Verlorene Siege, Lost Victories by Field-Marshal Erich von Manstein (1887 – 1952) is a well written, thought provoking book written in a manner comprehensible to the layman detailing von Manstein’s Eastern Front career as Chief of the General Staff, Chief of Staff to Field Marshal Gerd von Rundstedt then, Commander of an Army Corps then Commander of 11th Army. When Sevastopol fell he was promoted to Field Marshal. von Manstein oversaw the retreat of Southern Army Group from Russian territories to the Polish borders including the re-taking of Kharkov. von Manstein was relieved of his command as a result of Hitler’s interference with operational procedures on the battlefield. von Manstein was a soldier’s soldier he was the popular choice as overall commander of German Armed Forces during WWII, this occasion never presented itself.
Clausewitz said everything in war is simple, but the simplest thing is incredibly difficult. Hitler was politically astute, Erich von Manstein deliberately outlined the steady decline in Hitler’s outlook and the constant deterioration of Germany’s war effort as suggested by the title Lost Victories. The tragedy for all thoughtful, knowledgeable, and sensitive German soldiers like von Manstein was the dilemma of trying faithfully to serve their country while disapproving the Fuehrer’s aims and methods. ‘I am a gentleman’ he told Hitler pointedly. This is a story of bright prospects turning to ruin.
Count Schlieffen said the weaker party made their own contribution to the victory of their adversaries. Poland by fighting on their western frontier instead of initially from the Bzura redoubt hastened their defeat in September 1939. Hitler then took over the functions of the triumvirate of king, statesman and war lord, but had the drop of ‘Samuel’s anointing oil’ which Schlieffen considered indispensable for at least one of the triumvirate really fallen on his head? Ober Kommand des Heeres (OKH) Operation Order Yellow was modified by von Manstein to clear Anglo-French forces from the battlefield fully ensuring overall victory in the West. No ready made works of art spring from the brain as did Pallas Athene from the head of Zeus, thereby the OKH operational plan in October 1939 was the result of tremendous hard work. Napoleon coined the phrase on s’engage partout, et on voit, the French Army waited for the Germans to attack in May 1940. The Goddess of war shone upon the German Army June 1940 as they struck southwest across France.
The military planning for operations in Southern Army Group detailed war on two fronts when the breakthrough at Perekop and the battle on the Sea of azov allowed the Crimea to be taken after a six month battle by Eleventh Army. The Stalin offensive highlighted the fanaticism of the Commissar led Soviet Armies, operation Bustard to re-take the Kerch Peninsula was a bloody battle.
As Schiller once said: ‘What we omit from a single hour is lost to all eternity’. The delays in re-supply and reinforcements ensured the German Army was never rested and re-fitted at any stage during Operation Barbarossa.
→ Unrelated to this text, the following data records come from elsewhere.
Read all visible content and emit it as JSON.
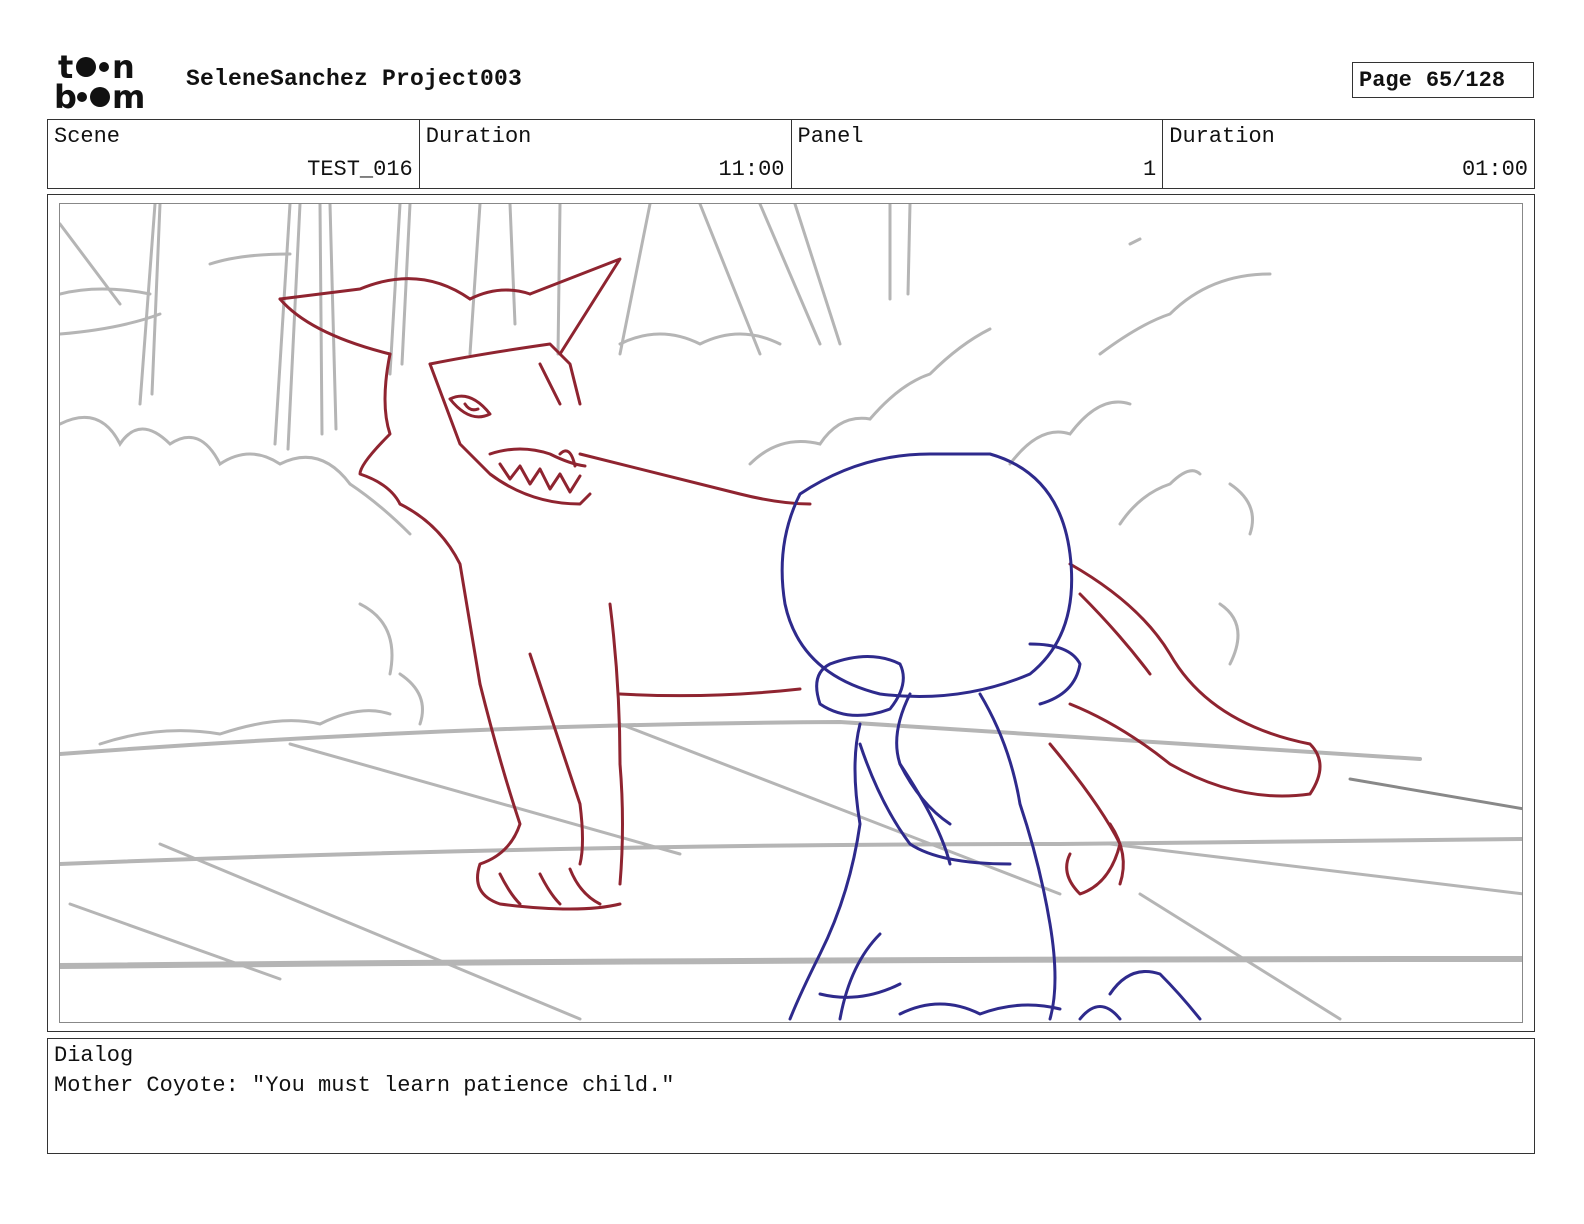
{
  "header": {
    "logo_top": "t••n",
    "logo_bottom": "b••m",
    "project_title": "SeleneSanchez Project003",
    "page_label": "Page",
    "page_value": "65/128"
  },
  "info": {
    "scene_label": "Scene",
    "scene_value": "TEST_016",
    "scene_duration_label": "Duration",
    "scene_duration_value": "11:00",
    "panel_label": "Panel",
    "panel_value": "1",
    "panel_duration_label": "Duration",
    "panel_duration_value": "01:00"
  },
  "panel": {
    "colors": {
      "background_sketch": "#b5b5b5",
      "coyote": "#8f2430",
      "child": "#2e2a8c"
    }
  },
  "dialog": {
    "label": "Dialog",
    "text": "Mother Coyote: \"You must learn patience child.\""
  }
}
‘Stranger! To Sparta say, her faithful hand Here lies in death, remembering her command.’ Never will these lines of the heroism of the defenders of Thermopylae be carved in stone at Stalingrad in memory of Sixth Army’s martyrdom on the Volga.
Stalingrad was where the waves of German offensives broke on the Volga. However von Manstein appreciated the Sixth Army holding down 91 Soviet Army formations whilst the Southern Army Group fought defensive retreats to the Dnieper. 48Pz Army succeeded in fighting its way within 50km of Sixth Army but Hitler refused to order a fighting break out. Seydlitz at the Battle of Zorndorf said ‘After the battle the King may dispose of my head as he will, but during the battle he will kindly allow me to make use of it.’ von Manstein was growing increasingly frustrated at Hitler’s interference - von Manstein said the only successful military commanderis are the ones who can think ahead. Hitler did not allow detailed planning of large scale military operations. In 1942-3 there was an unmistakable fall-off in the quality of Soviet infantry, they forced men from newly reconquered Soviet lands into massed frontal attacks. however, they had taken over the German armoured technique of penetration in depth. The Soviet command never managed to co-ordinate strength and speed when hitting a decisive spot. The German fighting troops, convinced of their superiority as soldiers, stood their ground in the most desperate situations, and their courage and self-sacrifice did much to compensate for the enemy’s numerical preponderance. von Manstein remonstrated with Hitler that, for a casualty total of 133,000 men there had been only 33,000 replacements.
Hitler’s refusal to withdraw from Nikopol on the Dnieper tied down German forces which were badly needed to counter the Soviet build up west of Kiev. The partial withdrawal included the majority of the Russian population glad to escape the dreaded Soviets. Ukranians and Caucasians still preferred to fight in the German Army.
Hitler dispensed with Field Marshal von Manstein services 2nd April 1944, a grave error.